• [Problem] Below are some records. Copy every line in them that holds "react".
═════ Given entries ═════
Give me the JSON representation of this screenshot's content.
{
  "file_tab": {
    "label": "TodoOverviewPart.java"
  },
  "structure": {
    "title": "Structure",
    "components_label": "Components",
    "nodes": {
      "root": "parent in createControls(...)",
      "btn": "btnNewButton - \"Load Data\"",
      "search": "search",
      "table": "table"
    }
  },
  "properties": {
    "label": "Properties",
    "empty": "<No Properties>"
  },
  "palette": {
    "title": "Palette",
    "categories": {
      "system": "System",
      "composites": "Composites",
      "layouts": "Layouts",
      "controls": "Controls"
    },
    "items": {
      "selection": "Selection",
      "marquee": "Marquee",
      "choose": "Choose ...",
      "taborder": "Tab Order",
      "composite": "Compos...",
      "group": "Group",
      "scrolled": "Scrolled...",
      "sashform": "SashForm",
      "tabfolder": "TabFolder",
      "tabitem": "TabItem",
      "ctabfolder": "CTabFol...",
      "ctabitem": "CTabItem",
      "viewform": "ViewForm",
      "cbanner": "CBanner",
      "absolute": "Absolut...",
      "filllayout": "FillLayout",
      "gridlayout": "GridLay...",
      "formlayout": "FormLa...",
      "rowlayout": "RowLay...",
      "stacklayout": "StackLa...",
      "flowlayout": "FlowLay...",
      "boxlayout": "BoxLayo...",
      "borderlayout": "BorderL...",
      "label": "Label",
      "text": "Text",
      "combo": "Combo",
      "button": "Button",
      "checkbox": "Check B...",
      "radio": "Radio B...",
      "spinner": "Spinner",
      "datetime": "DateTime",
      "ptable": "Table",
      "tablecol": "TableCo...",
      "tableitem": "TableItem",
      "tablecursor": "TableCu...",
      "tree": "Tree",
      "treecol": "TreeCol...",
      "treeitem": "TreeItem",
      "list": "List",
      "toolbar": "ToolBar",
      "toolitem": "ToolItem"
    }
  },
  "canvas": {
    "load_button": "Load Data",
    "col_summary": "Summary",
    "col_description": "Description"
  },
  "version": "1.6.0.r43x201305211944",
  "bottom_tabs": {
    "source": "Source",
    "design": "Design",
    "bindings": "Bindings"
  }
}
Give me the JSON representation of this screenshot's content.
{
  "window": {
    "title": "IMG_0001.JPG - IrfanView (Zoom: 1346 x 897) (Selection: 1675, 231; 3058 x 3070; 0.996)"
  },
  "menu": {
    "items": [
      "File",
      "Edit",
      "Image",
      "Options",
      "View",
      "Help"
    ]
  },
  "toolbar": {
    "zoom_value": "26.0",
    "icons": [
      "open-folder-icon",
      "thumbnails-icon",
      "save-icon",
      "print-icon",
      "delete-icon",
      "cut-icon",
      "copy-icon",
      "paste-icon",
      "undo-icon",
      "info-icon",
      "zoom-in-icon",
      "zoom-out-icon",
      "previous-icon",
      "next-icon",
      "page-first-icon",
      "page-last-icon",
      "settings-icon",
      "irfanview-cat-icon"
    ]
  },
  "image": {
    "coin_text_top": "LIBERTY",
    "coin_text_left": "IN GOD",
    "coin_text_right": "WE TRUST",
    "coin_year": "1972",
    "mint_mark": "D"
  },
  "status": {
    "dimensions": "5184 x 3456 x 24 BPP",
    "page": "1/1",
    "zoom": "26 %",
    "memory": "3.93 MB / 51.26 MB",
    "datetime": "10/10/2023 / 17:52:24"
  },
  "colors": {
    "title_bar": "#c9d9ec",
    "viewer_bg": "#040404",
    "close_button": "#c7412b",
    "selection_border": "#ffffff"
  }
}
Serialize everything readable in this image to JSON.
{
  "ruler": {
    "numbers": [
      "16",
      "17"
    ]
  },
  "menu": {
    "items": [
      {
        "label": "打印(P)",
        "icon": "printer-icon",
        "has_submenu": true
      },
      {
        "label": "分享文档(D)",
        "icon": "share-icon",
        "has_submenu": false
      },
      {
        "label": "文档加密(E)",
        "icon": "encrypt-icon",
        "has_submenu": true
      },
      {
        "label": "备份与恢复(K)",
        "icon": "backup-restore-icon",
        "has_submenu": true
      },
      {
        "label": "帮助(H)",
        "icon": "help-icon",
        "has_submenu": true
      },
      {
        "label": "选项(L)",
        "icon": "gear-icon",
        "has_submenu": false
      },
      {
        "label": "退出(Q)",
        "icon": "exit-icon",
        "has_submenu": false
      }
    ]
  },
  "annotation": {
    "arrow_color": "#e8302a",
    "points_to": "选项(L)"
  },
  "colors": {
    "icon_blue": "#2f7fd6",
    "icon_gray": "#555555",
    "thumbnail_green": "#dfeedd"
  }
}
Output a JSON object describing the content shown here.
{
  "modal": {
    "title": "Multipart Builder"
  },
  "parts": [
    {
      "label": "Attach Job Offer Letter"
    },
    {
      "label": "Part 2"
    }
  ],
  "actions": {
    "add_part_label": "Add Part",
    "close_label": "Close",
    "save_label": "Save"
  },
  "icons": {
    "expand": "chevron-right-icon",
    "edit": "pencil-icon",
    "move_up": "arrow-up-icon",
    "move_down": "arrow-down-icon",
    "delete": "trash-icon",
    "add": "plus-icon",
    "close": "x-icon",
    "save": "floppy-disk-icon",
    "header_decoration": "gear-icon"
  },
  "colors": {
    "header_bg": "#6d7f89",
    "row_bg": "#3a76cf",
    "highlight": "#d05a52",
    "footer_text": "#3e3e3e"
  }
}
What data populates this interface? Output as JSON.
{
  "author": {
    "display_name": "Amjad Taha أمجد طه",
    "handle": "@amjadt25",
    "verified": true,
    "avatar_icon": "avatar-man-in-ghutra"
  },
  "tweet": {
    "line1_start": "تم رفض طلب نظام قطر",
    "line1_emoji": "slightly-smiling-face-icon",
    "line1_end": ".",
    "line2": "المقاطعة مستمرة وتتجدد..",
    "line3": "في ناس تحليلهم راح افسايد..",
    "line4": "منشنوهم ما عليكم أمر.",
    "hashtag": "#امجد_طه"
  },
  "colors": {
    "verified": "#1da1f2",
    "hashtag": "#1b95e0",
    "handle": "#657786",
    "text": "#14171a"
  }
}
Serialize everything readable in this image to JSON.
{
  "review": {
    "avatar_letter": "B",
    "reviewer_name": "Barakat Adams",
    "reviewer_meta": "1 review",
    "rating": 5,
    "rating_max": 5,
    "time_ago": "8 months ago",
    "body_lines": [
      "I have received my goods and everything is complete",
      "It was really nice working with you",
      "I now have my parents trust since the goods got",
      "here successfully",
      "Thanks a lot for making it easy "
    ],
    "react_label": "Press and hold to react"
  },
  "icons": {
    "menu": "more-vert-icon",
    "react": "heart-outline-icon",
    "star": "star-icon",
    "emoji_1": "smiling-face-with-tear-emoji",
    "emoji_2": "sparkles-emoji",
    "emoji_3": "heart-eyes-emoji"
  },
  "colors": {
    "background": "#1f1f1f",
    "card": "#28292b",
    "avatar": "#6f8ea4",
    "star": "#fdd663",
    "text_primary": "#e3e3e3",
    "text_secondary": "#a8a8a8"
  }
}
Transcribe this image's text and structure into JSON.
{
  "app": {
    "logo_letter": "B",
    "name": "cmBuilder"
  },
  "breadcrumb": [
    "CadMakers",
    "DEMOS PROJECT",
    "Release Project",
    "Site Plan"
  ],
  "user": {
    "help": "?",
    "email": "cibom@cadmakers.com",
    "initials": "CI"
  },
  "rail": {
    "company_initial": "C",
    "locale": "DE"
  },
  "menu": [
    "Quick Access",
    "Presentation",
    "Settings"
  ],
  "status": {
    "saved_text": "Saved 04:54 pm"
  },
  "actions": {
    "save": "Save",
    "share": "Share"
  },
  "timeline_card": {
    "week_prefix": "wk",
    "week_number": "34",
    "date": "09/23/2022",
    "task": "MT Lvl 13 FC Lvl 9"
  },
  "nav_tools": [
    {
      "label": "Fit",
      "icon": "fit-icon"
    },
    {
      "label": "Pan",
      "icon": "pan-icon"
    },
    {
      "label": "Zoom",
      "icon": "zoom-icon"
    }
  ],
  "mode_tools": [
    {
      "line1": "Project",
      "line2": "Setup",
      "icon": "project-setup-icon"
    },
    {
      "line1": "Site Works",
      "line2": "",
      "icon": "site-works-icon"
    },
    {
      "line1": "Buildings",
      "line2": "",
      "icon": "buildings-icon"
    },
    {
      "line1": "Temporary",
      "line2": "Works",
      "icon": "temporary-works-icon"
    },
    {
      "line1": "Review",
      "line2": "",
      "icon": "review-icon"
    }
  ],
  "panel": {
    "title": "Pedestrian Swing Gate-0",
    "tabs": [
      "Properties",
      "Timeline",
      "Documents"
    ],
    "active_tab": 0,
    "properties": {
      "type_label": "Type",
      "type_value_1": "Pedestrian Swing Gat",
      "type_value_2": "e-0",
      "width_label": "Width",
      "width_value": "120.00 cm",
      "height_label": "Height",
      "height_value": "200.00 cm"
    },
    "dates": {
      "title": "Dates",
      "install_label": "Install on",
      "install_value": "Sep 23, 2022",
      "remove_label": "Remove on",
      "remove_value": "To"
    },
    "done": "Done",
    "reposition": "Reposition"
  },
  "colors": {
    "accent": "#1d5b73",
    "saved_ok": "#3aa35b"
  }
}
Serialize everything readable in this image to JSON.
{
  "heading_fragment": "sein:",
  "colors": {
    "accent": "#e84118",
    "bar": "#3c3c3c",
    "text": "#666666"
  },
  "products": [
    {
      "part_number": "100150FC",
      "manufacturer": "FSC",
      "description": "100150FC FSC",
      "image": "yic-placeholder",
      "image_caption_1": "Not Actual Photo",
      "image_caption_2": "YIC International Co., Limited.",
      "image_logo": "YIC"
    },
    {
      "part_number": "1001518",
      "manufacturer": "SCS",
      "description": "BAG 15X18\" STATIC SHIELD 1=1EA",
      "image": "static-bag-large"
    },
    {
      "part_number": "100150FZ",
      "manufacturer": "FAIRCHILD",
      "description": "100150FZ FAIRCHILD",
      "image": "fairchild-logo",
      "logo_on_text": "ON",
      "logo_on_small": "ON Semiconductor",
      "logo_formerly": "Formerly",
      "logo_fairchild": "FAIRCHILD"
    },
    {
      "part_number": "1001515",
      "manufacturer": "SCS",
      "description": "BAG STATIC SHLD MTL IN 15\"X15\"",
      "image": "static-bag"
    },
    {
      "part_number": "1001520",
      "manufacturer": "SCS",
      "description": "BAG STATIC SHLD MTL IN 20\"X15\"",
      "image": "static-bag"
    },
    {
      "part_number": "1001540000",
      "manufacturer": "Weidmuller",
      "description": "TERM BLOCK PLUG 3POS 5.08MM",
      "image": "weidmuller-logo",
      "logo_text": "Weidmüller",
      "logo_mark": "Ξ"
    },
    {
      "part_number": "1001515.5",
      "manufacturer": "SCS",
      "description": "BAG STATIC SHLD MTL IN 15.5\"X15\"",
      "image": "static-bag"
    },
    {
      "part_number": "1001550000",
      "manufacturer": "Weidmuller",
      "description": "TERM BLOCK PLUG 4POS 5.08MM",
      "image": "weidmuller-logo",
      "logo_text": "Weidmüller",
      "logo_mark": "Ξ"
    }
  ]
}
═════
• [Final answer]
    "react_label": "Press and hold to react"
    "react": "heart-outline-icon",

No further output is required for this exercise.